One of the principles we have incorporated at displayplan is ‘design for disassembly.’ It is key to the recycling of any product.

What does it mean? Put in simple terms all the materials you choose to use within your design need to be taken apart at the end of its life and placed into recycling streams.

This means simple screw fixings or no fixings or making your design out of one material.

You do not bond, glue or permanently fix different materials together. E.g. do not glue metal to wood or wood to plastic. If you do materials can’t be separated and will be placed into landfill. Waste of resources.

Why is it important? Because it affects people, their lives, and their health.

A really good film illustrating this can be found through the Great Recovery project, launched in September 2012.

http://www.greatrecovery.org.uk

Walkers_design_for_dis

Part of the journey and discovery of how we could make a difference grew into LIST. We developed, in conjunction with BRE, FITCH and M&S a tool that can measure the embedded CO2 and Eco Points within the designs we create. We included sustainable design thinking into our company 20 Point Plan. Check out the ‘about’section within our website.

Today good design is sustainable design. Both Papanek and Rams thinking is relevant as we respond to new sustainable trends, pressures and legal drivers. Retailers have targets Sainsbury’s 20×20, M&S Plan A and you as a designer have the ability to help them achieve their targets. Honestly. It is all about including sustainability from the very start.

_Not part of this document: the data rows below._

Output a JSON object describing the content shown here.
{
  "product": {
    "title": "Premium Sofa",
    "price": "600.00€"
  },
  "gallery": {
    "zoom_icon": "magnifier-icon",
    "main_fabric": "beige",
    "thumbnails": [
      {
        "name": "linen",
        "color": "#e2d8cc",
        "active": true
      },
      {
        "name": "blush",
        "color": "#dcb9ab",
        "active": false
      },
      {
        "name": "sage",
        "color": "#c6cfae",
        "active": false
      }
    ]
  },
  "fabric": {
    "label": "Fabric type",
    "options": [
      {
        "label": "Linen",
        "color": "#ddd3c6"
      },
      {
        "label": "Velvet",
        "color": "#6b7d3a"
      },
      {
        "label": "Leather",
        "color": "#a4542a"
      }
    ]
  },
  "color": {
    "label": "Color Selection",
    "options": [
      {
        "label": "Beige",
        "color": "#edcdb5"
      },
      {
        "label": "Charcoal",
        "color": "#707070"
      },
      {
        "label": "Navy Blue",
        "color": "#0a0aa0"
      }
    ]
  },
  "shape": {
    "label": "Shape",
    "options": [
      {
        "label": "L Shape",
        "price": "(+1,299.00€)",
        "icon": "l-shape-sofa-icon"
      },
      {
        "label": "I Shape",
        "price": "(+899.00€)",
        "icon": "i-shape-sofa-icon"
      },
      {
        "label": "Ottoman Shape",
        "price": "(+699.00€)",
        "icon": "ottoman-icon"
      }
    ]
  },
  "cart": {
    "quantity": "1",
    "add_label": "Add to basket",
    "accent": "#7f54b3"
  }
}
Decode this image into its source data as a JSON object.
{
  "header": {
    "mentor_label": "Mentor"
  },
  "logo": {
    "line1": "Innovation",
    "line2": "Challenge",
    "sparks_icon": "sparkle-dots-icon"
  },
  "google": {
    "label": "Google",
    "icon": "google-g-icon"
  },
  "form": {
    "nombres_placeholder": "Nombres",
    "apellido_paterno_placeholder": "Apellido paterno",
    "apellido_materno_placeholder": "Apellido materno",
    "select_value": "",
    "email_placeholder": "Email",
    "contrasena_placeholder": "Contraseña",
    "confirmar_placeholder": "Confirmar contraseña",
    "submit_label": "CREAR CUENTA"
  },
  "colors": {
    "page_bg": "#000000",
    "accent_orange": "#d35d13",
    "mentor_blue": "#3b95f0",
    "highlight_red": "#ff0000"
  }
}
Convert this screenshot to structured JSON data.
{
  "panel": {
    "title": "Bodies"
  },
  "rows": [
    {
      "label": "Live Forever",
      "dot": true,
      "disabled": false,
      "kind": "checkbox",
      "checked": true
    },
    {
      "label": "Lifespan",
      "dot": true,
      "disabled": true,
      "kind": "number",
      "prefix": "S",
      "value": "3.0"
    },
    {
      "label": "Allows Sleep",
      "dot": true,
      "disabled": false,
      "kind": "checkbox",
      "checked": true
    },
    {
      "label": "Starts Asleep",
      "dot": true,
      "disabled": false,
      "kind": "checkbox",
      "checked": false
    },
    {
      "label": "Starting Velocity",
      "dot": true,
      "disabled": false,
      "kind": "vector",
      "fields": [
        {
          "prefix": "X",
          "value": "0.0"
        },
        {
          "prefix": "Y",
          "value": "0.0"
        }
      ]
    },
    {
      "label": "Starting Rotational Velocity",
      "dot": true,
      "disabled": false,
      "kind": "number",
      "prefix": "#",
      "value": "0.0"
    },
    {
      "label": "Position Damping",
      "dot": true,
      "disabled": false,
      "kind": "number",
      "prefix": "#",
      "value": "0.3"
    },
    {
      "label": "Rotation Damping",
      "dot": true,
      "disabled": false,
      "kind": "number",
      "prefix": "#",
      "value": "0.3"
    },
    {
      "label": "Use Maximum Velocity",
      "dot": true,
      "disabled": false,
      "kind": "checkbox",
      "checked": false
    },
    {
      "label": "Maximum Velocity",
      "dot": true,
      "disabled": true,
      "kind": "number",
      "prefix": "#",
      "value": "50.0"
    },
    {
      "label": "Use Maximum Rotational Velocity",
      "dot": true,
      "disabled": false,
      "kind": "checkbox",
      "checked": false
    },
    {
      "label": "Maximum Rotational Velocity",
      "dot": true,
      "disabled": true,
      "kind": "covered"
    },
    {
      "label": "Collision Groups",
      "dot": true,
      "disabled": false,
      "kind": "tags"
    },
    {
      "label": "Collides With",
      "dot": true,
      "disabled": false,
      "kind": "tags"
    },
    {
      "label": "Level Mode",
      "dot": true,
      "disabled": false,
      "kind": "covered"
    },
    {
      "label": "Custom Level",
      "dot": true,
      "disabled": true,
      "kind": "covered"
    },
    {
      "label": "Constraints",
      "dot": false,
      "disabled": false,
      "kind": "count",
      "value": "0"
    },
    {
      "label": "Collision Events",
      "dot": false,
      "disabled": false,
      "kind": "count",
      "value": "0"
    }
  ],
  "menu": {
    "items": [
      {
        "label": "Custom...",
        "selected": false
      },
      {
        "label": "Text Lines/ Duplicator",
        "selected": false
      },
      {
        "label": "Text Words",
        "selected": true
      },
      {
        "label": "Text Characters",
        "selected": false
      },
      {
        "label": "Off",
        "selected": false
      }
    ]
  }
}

Our philosophy is to start at the end and work back.

Posted 28-07-14